It would be one thing if the increased use of overtime and the physical demands it puts on officers allowed the department to flood the streets with extra patrols that led to a significant reduction in crime. That's what happened in Chicago this year, where a massive show of force in hot-spot areas helped push crime down to levels not seen since the 1960s. Yet Baltimore isn't using its overtime to increase the number of officers on the streets but simply to maintain patrols at normal levels — plugging the gaps rather than increasing its presence. And unlike Chicago, where more police on the beat translated into plummeting violent crime rates, Baltimore has had about the same number of homicides this year as it did last year.
Mr. Batts says that once officers have been on the force a few years and gained enough experience to qualify for promotion, the department's salaries are no longer competitive with those of nearby jurisdictions. Entry-level salaries across the region start around $43,000, but after that, pay levels begin to diverge sharply. A sergeant in Baltimore County, for example, earns on average $101,000, while a city sergeant makes an average of just $76,000. That's led to a brain drain of experienced officers who were trained by the city but who then leave to take more lucrative jobs elsewhere.
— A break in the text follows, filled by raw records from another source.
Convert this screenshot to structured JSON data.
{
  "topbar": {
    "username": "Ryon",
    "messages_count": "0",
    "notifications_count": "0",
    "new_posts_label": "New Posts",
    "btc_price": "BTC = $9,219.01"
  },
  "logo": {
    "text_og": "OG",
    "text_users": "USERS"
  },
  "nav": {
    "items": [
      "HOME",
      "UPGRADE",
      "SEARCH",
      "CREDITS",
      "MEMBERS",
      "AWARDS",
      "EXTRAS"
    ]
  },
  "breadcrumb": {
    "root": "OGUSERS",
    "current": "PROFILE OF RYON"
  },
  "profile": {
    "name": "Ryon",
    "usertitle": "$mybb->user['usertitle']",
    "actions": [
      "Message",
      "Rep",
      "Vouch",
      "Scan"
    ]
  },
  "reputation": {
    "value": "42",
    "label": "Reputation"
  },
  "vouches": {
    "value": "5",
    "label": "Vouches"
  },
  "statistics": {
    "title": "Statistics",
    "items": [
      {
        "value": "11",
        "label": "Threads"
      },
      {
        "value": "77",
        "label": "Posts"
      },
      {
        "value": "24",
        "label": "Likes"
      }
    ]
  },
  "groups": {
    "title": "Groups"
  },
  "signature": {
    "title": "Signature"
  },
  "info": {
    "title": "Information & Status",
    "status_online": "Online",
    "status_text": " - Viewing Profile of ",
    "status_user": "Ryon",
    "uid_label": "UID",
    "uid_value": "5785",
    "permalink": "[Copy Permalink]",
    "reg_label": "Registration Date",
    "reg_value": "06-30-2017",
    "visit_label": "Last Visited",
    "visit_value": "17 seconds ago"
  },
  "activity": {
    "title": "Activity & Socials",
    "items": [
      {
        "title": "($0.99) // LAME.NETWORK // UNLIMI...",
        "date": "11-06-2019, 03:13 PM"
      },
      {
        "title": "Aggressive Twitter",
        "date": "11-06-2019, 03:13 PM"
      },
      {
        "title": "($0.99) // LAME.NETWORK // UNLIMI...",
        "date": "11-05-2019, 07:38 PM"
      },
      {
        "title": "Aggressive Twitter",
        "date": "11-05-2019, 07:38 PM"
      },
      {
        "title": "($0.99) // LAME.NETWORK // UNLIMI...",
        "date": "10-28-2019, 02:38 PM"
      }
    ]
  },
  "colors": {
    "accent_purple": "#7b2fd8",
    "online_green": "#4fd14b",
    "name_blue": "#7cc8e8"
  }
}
Ultimately, Baltimore's perennial problem with overtime pay may have more to do with how its police department is structured and managed than with the crime-fighting strategy it has adopted. Targeting the most violent offenders, getting illegal guns off the streets and forging better relations with the community to enlist residents' cooperation have all helped put a serious dent in crime over the last decade.
But continued progress also depends on retaining the department's most experienced officers; every time one of them leaves for a higher-paying job in the suburbs, his or her replacement has to learn who the bad guys are all over again. It might make more sense to accept the need for a smaller force that pays its officers more competitive salaries, provides more and better training and is able to benefit from their greater experience and professional skills. It's an idea the city police union suggested a year ago, and Mr. Batts should give it serious consideration. In a city where crime, even if improved, is still far too high, it may be difficult to say that the answer is fewer police officers, but it may be the right thing to do.